Two top economists have warned Americans not to “be fooled” by positive economic reports because a severe recession is coming.
Lakshman Achuthan and Anirvan Banerji, the co-founders of the Economic Cycle Research Institute, said that despite contrary predictions, a recession will likely hit the United States “this year.”
“Some economists argue that the strength of the labor market—as well as household balance sheets—will keep the economy strong enough to avoid a recession,” Achuthan and Banerji wrote in a Friday opinion article.
“We disagree,” they write.
“It remains our expectation that the U.S. economy will enter a recession this year.”
That’s because, in part, because of the Federal Reserve’s recent decisions to raise interest rates to their highest levels in decades.
The Fed has been hiking rates in a bid to slow inflation levels not seen since the early 1980s, they wrote.
The rate hike appears to have worked to an extent as the Labor Department last week confirmed that the consumer price index that measures inflation fell by 0.1 percent in December to 6.5 percent.
Last month, the Federal Reserve raised its benchmark interest rates by half a percentage point, while the last four hikes were all three-quarters of a percentage point.
“Recessions always entail noticeable declines in both GDP and jobs, but such pullbacks are not necessarily obvious at the recession’s outset,” the two wrote for CNN.
“Don’t be fooled” by rosy forecasts saying otherwise, the two experts warned Americans.
“While GDP and jobs do move in step with the economy, by the time they are released, they only tell us where the economy had been in the recent past.”
There have been similarities made to the current U.S. economy and the 2008 Great Recession, they wrote.
“Then, many—including then-President George W. Bush—were not concerned about a recession because GDP hadn’t declined yet, even though job losses had begun,” their article said.
“We pushed back against the prevailing complacency, writing for CNN at the time, ‘While GDP has yet to decline, we have already seen four straight months of payroll job losses. That suggests that the economy is on a recession track. And it implies that either one or both of the recent, slightly positive GDP estimates will be revised down to negative readings by next year.’”
A recession would include job losses.
There have already been layoffs carried out this winter in the tech sector, led by Amazon, Meta and Facebook, Twitter, and others.
“That is why—having predicted that the economy would enter a recession—last spring we urged job seekers to update the resume and make any career moves while the job market is still hot,” Banerji and Achuthan wrote.
And while a dropping GDP, or gross domestic product, and higher unemployment rates are telltale signs that a recession is underway, the two economists said that those two factors “do move in step with the economy, by the time they are released, they only tell us where the economy had been in the recent past.”
“Employment, in particular, can hold up longer than expected in a recessionary scenario,” they added.
“That was true in the inflationary era around the 1970s. Most notably, unemployment didn’t peak until eight months after the start of the severe 1973-1975 recession.”

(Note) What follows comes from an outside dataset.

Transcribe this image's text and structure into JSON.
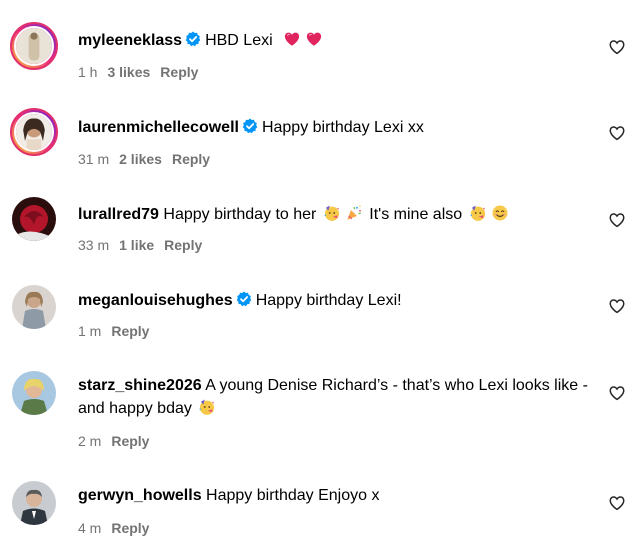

The Biden administration hasn’t released its December jobs report.
In November, the country added 263,000 jobs, and unemployment held at 3.7 percent.
Another economist, former Treasury Secretary Lawrence Summers, said in a recent interview that the U.S. economy still faces a recession sometime in 2023.
That’s despite the encouraging reports in recent weeks about lower inflation and steady jobs numbers.
“One has to be careful of false dawns,” Summers told Bloomberg last week.
“I would stick with my view that a recession this year is more likely than not.”
And about 61 percent of Wall Street Journal-surveyed economists predicted there would be a downturn within the next 12 months.
“While recent inflation prints have shown some progress, a few persistent categories like core services are associated with the historically tight labor market, suggesting that there is still ‘a long way to go’ for the Fed,” Deutsche Bank economists Brett Ryan and Matthew Luzzetti said in the WSJ survey, released Sunday.
“The Fed would stay on its tightening trajectory to restore the rebalance of labor market and price stability, which in our view would engineer a sharp rise in unemployment and recession,” they added.